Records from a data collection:
────────
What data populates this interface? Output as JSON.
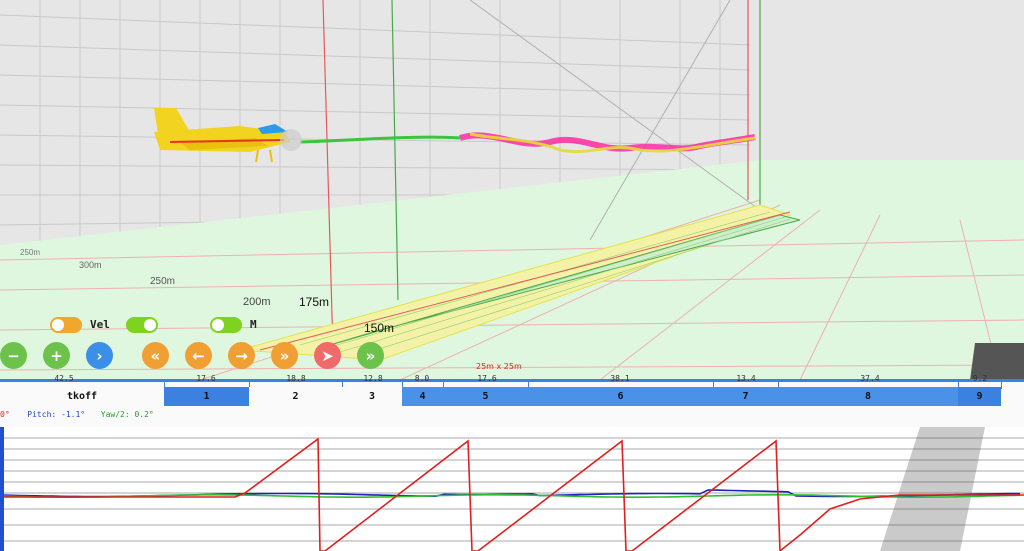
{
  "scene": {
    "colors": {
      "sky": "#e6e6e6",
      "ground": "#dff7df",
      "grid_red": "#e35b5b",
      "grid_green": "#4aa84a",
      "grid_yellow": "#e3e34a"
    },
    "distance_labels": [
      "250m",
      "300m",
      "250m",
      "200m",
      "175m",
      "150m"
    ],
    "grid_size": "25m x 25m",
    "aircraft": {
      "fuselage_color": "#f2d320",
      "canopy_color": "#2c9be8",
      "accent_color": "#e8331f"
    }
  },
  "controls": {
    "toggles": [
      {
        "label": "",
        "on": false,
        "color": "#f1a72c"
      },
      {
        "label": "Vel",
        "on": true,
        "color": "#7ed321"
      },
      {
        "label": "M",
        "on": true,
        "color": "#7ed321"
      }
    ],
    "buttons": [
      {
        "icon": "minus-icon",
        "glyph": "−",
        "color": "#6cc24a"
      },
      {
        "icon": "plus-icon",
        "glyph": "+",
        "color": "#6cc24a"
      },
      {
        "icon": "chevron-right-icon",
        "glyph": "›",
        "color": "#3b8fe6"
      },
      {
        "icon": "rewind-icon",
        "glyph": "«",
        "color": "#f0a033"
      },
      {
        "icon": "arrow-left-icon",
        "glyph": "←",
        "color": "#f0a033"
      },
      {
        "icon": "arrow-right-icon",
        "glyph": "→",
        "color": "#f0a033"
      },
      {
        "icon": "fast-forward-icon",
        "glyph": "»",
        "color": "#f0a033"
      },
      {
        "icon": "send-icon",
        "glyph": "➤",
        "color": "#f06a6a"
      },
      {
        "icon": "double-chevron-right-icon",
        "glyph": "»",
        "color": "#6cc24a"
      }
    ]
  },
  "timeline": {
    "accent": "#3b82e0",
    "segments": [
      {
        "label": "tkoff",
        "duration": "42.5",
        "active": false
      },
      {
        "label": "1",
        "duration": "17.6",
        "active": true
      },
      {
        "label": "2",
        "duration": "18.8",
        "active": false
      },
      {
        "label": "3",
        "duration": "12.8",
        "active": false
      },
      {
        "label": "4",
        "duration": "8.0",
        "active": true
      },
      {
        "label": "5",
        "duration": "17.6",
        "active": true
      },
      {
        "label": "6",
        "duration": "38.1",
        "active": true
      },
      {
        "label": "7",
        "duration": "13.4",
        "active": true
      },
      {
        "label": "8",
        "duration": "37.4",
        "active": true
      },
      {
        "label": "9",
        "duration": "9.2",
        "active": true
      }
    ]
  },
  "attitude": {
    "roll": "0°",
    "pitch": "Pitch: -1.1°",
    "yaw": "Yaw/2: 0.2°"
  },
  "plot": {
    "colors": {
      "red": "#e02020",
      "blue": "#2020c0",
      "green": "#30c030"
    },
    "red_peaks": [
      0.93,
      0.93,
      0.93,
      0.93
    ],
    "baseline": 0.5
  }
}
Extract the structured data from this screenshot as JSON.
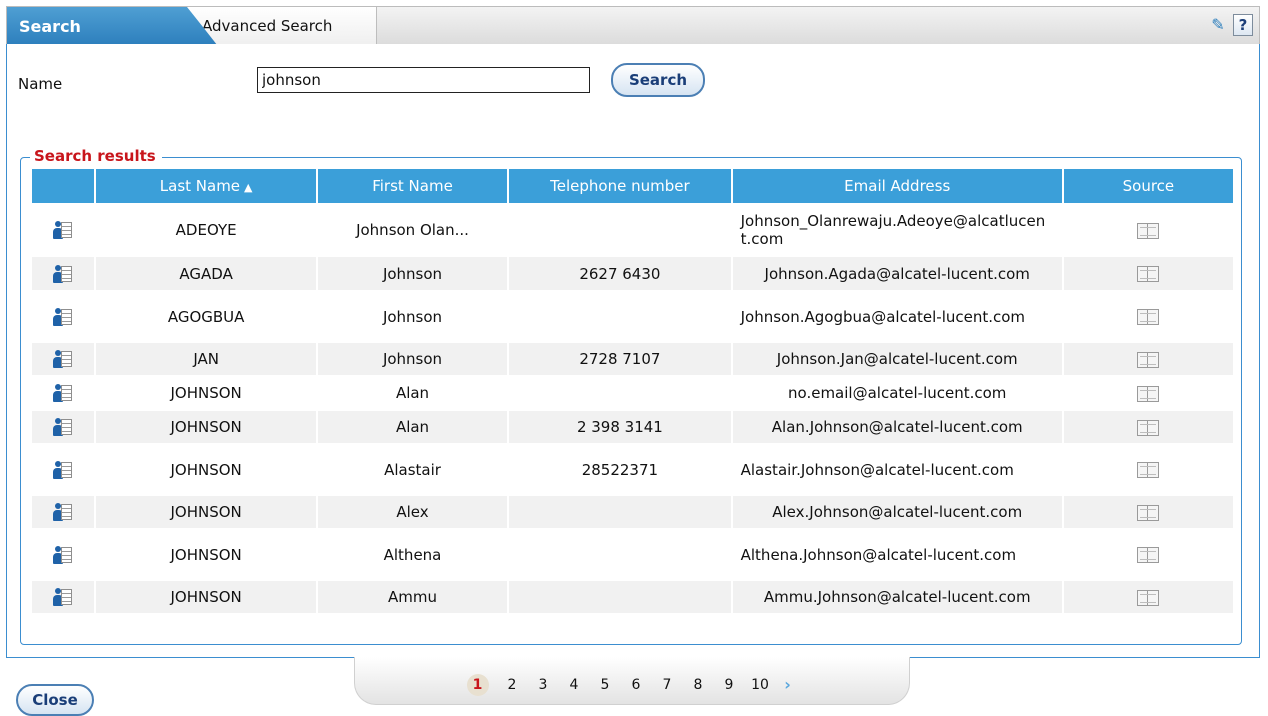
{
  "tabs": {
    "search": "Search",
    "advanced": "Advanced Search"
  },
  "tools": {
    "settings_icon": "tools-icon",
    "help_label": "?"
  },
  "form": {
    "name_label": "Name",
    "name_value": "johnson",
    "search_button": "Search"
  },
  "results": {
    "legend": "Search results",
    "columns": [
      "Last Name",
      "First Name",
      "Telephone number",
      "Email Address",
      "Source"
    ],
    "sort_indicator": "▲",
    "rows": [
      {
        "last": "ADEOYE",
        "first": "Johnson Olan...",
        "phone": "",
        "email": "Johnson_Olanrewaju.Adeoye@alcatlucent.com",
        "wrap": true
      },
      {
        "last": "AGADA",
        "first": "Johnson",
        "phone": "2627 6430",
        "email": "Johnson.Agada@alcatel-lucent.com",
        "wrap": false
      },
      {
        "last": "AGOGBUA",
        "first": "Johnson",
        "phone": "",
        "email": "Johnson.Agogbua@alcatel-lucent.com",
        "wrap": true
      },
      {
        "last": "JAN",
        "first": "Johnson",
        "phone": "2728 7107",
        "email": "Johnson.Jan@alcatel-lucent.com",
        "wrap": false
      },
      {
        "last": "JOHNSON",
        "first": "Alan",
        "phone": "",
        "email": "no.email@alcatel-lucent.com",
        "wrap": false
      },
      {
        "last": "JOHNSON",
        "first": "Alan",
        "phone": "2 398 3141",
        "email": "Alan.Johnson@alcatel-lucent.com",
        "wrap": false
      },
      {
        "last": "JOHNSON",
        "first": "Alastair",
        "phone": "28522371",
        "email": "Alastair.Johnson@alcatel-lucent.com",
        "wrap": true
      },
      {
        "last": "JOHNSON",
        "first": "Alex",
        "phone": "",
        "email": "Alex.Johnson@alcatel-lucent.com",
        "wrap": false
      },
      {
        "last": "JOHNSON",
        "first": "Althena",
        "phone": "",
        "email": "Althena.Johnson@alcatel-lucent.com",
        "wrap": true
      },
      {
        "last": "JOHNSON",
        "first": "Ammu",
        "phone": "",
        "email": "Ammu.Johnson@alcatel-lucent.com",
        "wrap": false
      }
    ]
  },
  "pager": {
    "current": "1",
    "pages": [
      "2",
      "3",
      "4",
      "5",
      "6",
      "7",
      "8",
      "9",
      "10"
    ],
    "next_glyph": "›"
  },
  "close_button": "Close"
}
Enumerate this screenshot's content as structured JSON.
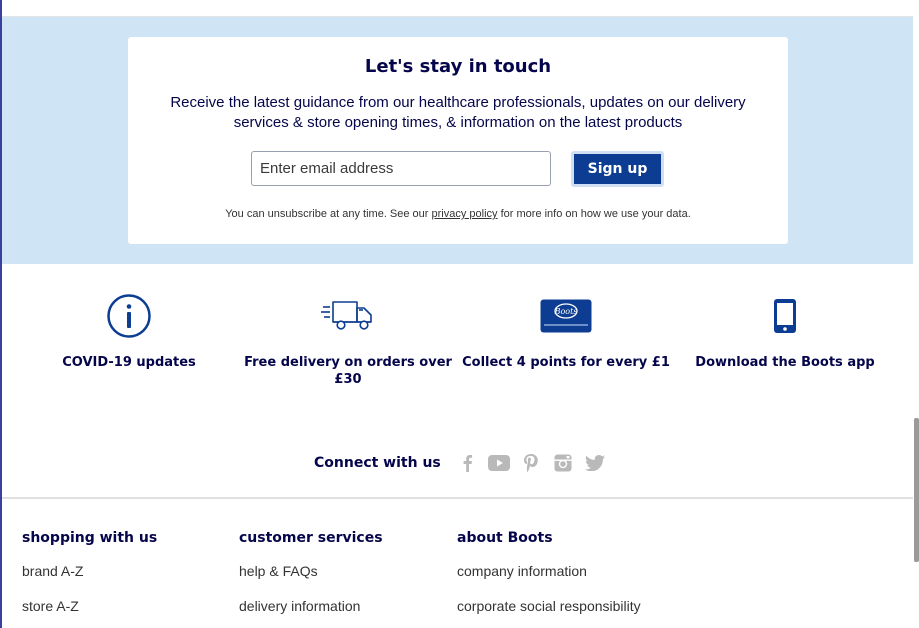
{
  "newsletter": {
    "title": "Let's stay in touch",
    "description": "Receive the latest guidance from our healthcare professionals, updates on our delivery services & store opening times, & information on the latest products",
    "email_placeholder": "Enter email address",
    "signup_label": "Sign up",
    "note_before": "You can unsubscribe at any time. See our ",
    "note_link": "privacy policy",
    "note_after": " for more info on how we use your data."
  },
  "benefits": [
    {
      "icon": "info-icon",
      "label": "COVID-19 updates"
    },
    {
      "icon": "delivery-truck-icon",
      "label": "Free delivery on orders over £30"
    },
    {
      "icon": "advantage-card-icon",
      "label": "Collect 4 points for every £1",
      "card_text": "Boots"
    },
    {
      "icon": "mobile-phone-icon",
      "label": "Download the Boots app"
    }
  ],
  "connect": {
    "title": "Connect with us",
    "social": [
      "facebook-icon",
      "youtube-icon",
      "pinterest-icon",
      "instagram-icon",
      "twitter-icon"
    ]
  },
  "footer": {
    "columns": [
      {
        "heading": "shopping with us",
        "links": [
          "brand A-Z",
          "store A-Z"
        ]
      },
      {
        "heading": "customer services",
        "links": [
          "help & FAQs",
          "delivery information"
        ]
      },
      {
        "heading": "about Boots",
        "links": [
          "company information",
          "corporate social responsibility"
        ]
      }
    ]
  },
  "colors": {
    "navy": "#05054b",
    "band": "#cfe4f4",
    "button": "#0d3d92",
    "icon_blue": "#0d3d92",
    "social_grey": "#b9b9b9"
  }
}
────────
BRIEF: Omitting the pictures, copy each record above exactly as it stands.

THE COMPLETED TASK:
What data populates this interface? Output as JSON.
{
  "scene": {
    "colors": {
      "sky": "#e6e6e6",
      "ground": "#dff7df",
      "grid_red": "#e35b5b",
      "grid_green": "#4aa84a",
      "grid_yellow": "#e3e34a"
    },
    "distance_labels": [
      "250m",
      "300m",
      "250m",
      "200m",
      "175m",
      "150m"
    ],
    "grid_size": "25m x 25m",
    "aircraft": {
      "fuselage_color": "#f2d320",
      "canopy_color": "#2c9be8",
      "accent_color": "#e8331f"
    }
  },
  "controls": {
    "toggles": [
      {
        "label": "",
        "on": false,
        "color": "#f1a72c"
      },
      {
        "label": "Vel",
        "on": true,
        "color": "#7ed321"
      },
      {
        "label": "M",
        "on": true,
        "color": "#7ed321"
      }
    ],
    "buttons": [
      {
        "icon": "minus-icon",
        "glyph": "−",
        "color": "#6cc24a"
      },
      {
        "icon": "plus-icon",
        "glyph": "+",
        "color": "#6cc24a"
      },
      {
        "icon": "chevron-right-icon",
        "glyph": "›",
        "color": "#3b8fe6"
      },
      {
        "icon": "rewind-icon",
        "glyph": "«",
        "color": "#f0a033"
      },
      {
        "icon": "arrow-left-icon",
        "glyph": "←",
        "color": "#f0a033"
      },
      {
        "icon": "arrow-right-icon",
        "glyph": "→",
        "color": "#f0a033"
      },
      {
        "icon": "fast-forward-icon",
        "glyph": "»",
        "color": "#f0a033"
      },
      {
        "icon": "send-icon",
        "glyph": "➤",
        "color": "#f06a6a"
      },
      {
        "icon": "double-chevron-right-icon",
        "glyph": "»",
        "color": "#6cc24a"
      }
    ]
  },
  "timeline": {
    "accent": "#3b82e0",
    "segments": [
      {
        "label": "tkoff",
        "duration": "42.5",
        "active": false
      },
      {
        "label": "1",
        "duration": "17.6",
        "active": true
      },
      {
        "label": "2",
        "duration": "18.8",
        "active": false
      },
      {
        "label": "3",
        "duration": "12.8",
        "active": false
      },
      {
        "label": "4",
        "duration": "8.0",
        "active": true
      },
      {
        "label": "5",
        "duration": "17.6",
        "active": true
      },
      {
        "label": "6",
        "duration": "38.1",
        "active": true
      },
      {
        "label": "7",
        "duration": "13.4",
        "active": true
      },
      {
        "label": "8",
        "duration": "37.4",
        "active": true
      },
      {
        "label": "9",
        "duration": "9.2",
        "active": true
      }
    ]
  },
  "attitude": {
    "roll": "0°",
    "pitch": "Pitch: -1.1°",
    "yaw": "Yaw/2: 0.2°"
  },
  "plot": {
    "colors": {
      "red": "#e02020",
      "blue": "#2020c0",
      "green": "#30c030"
    },
    "red_peaks": [
      0.93,
      0.93,
      0.93,
      0.93
    ],
    "baseline": 0.5
  }
}
Extract the structured data from this screenshot as JSON.
{
  "tabs": {
    "search": "Search",
    "advanced": "Advanced Search"
  },
  "tools": {
    "settings_icon": "tools-icon",
    "help_label": "?"
  },
  "form": {
    "name_label": "Name",
    "name_value": "johnson",
    "search_button": "Search"
  },
  "results": {
    "legend": "Search results",
    "columns": [
      "Last Name",
      "First Name",
      "Telephone number",
      "Email Address",
      "Source"
    ],
    "sort_indicator": "▲",
    "rows": [
      {
        "last": "ADEOYE",
        "first": "Johnson Olan...",
        "phone": "",
        "email": "Johnson_Olanrewaju.Adeoye@alcatlucent.com",
        "wrap": true
      },
      {
        "last": "AGADA",
        "first": "Johnson",
        "phone": "2627 6430",
        "email": "Johnson.Agada@alcatel-lucent.com",
        "wrap": false
      },
      {
        "last": "AGOGBUA",
        "first": "Johnson",
        "phone": "",
        "email": "Johnson.Agogbua@alcatel-lucent.com",
        "wrap": true
      },
      {
        "last": "JAN",
        "first": "Johnson",
        "phone": "2728 7107",
        "email": "Johnson.Jan@alcatel-lucent.com",
        "wrap": false
      },
      {
        "last": "JOHNSON",
        "first": "Alan",
        "phone": "",
        "email": "no.email@alcatel-lucent.com",
        "wrap": false
      },
      {
        "last": "JOHNSON",
        "first": "Alan",
        "phone": "2 398 3141",
        "email": "Alan.Johnson@alcatel-lucent.com",
        "wrap": false
      },
      {
        "last": "JOHNSON",
        "first": "Alastair",
        "phone": "28522371",
        "email": "Alastair.Johnson@alcatel-lucent.com",
        "wrap": true
      },
      {
        "last": "JOHNSON",
        "first": "Alex",
        "phone": "",
        "email": "Alex.Johnson@alcatel-lucent.com",
        "wrap": false
      },
      {
        "last": "JOHNSON",
        "first": "Althena",
        "phone": "",
        "email": "Althena.Johnson@alcatel-lucent.com",
        "wrap": true
      },
      {
        "last": "JOHNSON",
        "first": "Ammu",
        "phone": "",
        "email": "Ammu.Johnson@alcatel-lucent.com",
        "wrap": false
      }
    ]
  },
  "pager": {
    "current": "1",
    "pages": [
      "2",
      "3",
      "4",
      "5",
      "6",
      "7",
      "8",
      "9",
      "10"
    ],
    "next_glyph": "›"
  },
  "close_button": "Close"
}
Enumerate this screenshot's content as structured JSON.
{
  "newsletter": {
    "title": "Let's stay in touch",
    "description": "Receive the latest guidance from our healthcare professionals, updates on our delivery services & store opening times, & information on the latest products",
    "email_placeholder": "Enter email address",
    "signup_label": "Sign up",
    "note_before": "You can unsubscribe at any time. See our ",
    "note_link": "privacy policy",
    "note_after": " for more info on how we use your data."
  },
  "benefits": [
    {
      "icon": "info-icon",
      "label": "COVID-19 updates"
    },
    {
      "icon": "delivery-truck-icon",
      "label": "Free delivery on orders over £30"
    },
    {
      "icon": "advantage-card-icon",
      "label": "Collect 4 points for every £1",
      "card_text": "Boots"
    },
    {
      "icon": "mobile-phone-icon",
      "label": "Download the Boots app"
    }
  ],
  "connect": {
    "title": "Connect with us",
    "social": [
      "facebook-icon",
      "youtube-icon",
      "pinterest-icon",
      "instagram-icon",
      "twitter-icon"
    ]
  },
  "footer": {
    "columns": [
      {
        "heading": "shopping with us",
        "links": [
          "brand A-Z",
          "store A-Z"
        ]
      },
      {
        "heading": "customer services",
        "links": [
          "help & FAQs",
          "delivery information"
        ]
      },
      {
        "heading": "about Boots",
        "links": [
          "company information",
          "corporate social responsibility"
        ]
      }
    ]
  },
  "colors": {
    "navy": "#05054b",
    "band": "#cfe4f4",
    "button": "#0d3d92",
    "icon_blue": "#0d3d92",
    "social_grey": "#b9b9b9"
  }
}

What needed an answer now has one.